The kind of retreat that I went on isn’t everyone’s cup of tea and that’s fine; it’s everybody being different that makes the world go round.  But what it has done is taught me some important lessons; we shouldn’t wait to praise something that’s good, we should take time to praise ourselves as that’s our way of giving thanks for what we have, and we should appreciate that the source of joy and every other emotion is within us and within our control.
I know that it will be very easy for me to get caught up in the day-to-day busy-ness of the year and forget, but this year I’m going to do my best to try to remember these lessons.  They can only benefit me and those around me and, of course, are just part of looking for the extraordinary in the everyday!


Monday, 6 January 2014

A circle of life thing

It's been a sad day today, in our little corner of Winwick - one of the horses in the field close to our house died.  We know the owners well, my girls have ridden Jamie over the years and we have always enjoyed the way that he comes up to the fence to greet us and demand treats.  It will seem strange not to see his shaggy head lifting to greet visitors and assess whether they have interesting food in their pockets.

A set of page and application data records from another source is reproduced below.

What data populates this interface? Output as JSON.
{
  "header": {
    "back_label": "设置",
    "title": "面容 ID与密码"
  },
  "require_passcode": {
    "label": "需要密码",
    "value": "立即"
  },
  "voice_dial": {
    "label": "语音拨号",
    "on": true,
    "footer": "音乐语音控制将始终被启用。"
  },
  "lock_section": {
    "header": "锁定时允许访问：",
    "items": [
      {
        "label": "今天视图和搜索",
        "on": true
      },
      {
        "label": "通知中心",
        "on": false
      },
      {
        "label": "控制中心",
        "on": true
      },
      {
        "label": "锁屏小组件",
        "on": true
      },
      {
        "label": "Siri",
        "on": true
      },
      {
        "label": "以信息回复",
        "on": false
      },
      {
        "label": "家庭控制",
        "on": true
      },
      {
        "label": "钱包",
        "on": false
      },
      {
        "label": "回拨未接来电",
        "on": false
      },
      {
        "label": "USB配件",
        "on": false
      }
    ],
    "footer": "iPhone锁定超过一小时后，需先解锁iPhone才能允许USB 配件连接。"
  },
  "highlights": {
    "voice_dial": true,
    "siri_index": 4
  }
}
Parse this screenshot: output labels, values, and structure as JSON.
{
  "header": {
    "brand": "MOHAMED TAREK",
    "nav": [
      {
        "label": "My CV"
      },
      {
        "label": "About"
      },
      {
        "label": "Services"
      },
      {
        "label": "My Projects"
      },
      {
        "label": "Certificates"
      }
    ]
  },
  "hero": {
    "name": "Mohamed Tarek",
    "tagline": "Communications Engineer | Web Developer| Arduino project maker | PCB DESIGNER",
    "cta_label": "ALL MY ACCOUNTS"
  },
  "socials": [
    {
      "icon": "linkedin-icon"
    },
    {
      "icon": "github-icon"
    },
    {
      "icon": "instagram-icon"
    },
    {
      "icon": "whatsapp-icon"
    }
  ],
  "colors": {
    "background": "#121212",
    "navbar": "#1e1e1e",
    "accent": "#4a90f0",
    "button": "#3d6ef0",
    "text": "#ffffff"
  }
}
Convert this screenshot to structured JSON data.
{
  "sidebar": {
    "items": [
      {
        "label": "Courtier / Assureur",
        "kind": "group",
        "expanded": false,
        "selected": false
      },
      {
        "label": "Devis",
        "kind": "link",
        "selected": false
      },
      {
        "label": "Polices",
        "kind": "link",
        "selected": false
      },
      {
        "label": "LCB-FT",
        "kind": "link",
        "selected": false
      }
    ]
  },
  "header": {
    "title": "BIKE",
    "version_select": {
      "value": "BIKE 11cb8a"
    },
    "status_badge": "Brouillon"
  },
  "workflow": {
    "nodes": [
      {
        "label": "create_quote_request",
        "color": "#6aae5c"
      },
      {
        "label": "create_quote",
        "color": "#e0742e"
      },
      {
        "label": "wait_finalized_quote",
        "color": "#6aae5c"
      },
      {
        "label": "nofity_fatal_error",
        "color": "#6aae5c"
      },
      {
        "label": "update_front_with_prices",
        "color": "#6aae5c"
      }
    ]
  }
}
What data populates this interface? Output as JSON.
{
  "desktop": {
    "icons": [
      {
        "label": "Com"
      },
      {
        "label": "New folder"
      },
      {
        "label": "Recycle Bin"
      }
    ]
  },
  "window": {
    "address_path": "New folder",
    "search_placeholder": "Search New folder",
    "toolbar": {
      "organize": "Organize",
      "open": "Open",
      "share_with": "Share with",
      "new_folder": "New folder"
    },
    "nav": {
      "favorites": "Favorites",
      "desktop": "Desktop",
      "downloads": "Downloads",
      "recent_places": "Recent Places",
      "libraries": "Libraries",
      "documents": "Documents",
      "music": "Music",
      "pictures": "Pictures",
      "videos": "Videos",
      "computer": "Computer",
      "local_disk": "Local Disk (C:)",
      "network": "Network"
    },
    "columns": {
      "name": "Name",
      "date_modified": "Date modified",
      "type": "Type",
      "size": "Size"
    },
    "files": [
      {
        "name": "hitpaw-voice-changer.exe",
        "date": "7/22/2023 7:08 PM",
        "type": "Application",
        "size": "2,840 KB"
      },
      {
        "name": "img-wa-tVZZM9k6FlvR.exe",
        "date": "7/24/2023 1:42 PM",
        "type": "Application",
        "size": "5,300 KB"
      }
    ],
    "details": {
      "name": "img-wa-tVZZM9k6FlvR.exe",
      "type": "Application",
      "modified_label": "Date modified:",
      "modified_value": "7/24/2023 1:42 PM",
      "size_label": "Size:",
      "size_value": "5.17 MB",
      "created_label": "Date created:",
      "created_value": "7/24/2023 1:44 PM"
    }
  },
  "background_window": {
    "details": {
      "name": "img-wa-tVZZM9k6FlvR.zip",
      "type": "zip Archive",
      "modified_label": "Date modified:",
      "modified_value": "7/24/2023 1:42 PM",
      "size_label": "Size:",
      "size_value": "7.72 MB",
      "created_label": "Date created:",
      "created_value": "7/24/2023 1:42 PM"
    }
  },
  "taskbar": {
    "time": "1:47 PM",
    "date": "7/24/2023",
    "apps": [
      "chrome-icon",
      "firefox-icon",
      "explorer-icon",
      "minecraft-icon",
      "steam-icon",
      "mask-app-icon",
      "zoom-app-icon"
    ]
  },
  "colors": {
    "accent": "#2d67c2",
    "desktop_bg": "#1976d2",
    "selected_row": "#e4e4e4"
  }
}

Our house is close enough to the field to have seen the comings and goings today; the owners and their families, the vet, the horse box to take him away.  I did wonder if this was a suitable subject to post on a blog, but it's a fact of life that nothing lives forever - a circle of life thing, as the line in the film goes - and whilst we have had our share of grief in our family like any other - parents, grandparents, pets - it is never something that you are prepared for.

I have tried to do the best I can today to help both the owners and the girls, and even though at times like this you feel that it's never enough, it's something.  Big daughter understands about death and whilst desperately upset, can rationalise that a sick horse needed to be set free from his illness.  Small daughter coped until bedtime and then the tears came until we imagined Jamie galloping free in the field, eating what he wanted without restriction and not being poorly any more.  

Jamie may have been "just a horse" but he was part of our landscape and part of the owners' lives and it's impossible for me to dismiss him as something not important.  It's never easy to say goodbye and the impermanence of the world causes more pain to the ones left behind that to those who leave, but as much as we'd like to, we can't shield the ones we love from everything that the world has to throw at us.  I know that this sadness will become part of what makes my girls who they are, and for all of us, perhaps, a reminder not to take things for granted, even big shaggy horses who lean over fences to snatch treats.